Exercise goal:
If a line in the listing contains "savefig", copy it out whole.
• • • • • • •
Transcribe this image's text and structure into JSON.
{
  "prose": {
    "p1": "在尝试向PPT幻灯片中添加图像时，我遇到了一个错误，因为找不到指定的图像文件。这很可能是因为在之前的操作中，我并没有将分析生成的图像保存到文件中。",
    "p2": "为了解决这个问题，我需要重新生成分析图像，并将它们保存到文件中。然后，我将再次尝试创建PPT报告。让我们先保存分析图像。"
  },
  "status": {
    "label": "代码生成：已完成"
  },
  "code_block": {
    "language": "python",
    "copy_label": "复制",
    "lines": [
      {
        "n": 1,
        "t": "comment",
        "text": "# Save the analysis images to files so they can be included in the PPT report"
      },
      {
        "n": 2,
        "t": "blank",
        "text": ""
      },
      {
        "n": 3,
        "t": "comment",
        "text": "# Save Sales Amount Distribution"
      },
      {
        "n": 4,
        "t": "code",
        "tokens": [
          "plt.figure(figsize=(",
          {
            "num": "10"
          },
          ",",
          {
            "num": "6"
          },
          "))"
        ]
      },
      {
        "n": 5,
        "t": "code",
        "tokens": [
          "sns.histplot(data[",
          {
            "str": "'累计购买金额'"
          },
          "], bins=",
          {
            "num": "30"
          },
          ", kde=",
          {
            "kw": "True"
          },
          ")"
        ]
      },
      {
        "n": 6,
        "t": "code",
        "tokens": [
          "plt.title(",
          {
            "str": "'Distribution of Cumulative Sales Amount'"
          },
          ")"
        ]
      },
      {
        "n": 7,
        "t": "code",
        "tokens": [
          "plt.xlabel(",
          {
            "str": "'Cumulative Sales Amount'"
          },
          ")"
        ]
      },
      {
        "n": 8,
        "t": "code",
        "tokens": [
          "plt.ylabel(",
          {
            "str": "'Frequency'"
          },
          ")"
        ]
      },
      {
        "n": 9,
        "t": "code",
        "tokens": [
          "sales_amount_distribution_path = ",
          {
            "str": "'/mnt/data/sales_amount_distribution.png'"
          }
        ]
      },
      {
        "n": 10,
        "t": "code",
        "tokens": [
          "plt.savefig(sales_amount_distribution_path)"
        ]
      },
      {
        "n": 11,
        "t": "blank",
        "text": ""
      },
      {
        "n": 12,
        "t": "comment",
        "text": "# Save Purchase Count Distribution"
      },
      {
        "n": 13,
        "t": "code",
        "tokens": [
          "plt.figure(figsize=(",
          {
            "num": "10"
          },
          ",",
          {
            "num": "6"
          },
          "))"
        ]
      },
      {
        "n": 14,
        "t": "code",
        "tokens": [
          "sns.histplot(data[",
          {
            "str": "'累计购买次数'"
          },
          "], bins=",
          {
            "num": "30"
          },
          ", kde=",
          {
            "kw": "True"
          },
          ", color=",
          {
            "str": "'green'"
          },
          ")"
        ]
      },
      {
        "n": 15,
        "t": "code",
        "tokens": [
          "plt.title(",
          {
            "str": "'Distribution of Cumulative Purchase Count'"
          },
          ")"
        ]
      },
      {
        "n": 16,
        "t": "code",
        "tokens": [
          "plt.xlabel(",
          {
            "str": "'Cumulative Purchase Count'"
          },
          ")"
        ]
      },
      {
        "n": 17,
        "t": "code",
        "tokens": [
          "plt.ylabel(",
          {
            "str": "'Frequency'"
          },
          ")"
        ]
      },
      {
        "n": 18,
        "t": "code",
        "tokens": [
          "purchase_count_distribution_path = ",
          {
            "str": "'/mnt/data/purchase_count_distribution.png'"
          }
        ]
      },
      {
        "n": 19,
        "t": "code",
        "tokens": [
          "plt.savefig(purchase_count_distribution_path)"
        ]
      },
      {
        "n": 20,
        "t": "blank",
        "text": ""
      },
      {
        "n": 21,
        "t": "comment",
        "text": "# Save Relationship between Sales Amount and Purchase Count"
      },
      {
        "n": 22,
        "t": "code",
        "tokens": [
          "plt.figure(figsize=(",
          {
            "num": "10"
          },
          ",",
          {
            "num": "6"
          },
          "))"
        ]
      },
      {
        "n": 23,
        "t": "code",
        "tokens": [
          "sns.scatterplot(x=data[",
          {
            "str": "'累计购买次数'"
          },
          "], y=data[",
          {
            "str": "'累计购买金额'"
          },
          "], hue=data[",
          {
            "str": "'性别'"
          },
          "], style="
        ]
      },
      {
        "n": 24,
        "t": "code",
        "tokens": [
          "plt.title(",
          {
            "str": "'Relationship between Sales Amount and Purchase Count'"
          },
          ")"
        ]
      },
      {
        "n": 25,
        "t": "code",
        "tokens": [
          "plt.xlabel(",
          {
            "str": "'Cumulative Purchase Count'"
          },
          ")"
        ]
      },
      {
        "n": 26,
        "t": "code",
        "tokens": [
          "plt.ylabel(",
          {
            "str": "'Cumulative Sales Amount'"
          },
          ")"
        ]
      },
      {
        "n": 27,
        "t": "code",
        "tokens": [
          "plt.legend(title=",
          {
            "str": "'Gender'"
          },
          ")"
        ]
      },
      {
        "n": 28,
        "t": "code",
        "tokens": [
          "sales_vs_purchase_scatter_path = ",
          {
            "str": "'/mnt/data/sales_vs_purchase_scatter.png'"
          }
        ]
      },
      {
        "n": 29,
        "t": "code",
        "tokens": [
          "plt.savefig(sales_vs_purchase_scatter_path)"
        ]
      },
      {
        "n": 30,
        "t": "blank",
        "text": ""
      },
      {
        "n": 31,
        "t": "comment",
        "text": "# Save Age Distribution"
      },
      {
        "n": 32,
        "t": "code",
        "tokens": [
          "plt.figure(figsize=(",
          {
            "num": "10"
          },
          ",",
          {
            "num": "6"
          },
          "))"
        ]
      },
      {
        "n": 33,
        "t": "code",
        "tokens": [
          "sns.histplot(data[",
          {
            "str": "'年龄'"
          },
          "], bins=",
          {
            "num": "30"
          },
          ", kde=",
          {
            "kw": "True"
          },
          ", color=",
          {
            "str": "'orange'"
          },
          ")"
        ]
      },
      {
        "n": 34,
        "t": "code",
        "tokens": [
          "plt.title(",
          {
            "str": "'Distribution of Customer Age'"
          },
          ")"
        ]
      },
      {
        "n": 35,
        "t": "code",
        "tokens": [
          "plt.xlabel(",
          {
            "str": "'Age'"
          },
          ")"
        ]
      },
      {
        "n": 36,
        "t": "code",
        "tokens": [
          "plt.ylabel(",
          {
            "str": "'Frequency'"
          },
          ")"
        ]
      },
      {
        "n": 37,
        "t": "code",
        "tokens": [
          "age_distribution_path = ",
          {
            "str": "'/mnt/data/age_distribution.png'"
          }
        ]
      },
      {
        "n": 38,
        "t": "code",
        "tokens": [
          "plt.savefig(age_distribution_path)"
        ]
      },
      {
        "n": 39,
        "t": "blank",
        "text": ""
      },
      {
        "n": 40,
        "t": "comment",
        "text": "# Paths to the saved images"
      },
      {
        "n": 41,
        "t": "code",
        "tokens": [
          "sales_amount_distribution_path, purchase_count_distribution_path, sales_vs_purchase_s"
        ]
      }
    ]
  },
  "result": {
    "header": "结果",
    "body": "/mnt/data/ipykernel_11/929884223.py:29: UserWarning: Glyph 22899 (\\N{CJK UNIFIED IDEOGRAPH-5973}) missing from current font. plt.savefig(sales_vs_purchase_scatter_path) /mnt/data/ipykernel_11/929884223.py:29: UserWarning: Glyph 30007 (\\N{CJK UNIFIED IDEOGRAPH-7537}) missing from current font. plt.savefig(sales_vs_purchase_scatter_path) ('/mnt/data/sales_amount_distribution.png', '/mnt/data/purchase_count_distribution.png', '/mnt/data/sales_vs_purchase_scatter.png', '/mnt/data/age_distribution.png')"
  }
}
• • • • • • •
Result:
          "plt.savefig(sales_amount_distribution_path)"
          "plt.savefig(purchase_count_distribution_path)"
          "plt.savefig(sales_vs_purchase_scatter_path)"
          "plt.savefig(age_distribution_path)"
    "body": "/mnt/data/ipykernel_11/929884223.py:29: UserWarning: Glyph 22899 (\\N{CJK UNIFIED IDEOGRAPH-5973}) missing from current font. plt.savefig(sales_vs_purchase_scatter_path) /mnt/data/ipykernel_11/929884223.py:29: UserWarning: Glyph 30007 (\\N{CJK UNIFIED IDEOGRAPH-7537}) missing from current font. plt.savefig(sales_vs_purchase_scatter_path) ('/mnt/data/sales_amount_distribution.png', '/mnt/data/purchase_count_distribution.png', '/mnt/data/sales_vs_purchase_scatter.png', '/mnt/data/age_distribution.png')"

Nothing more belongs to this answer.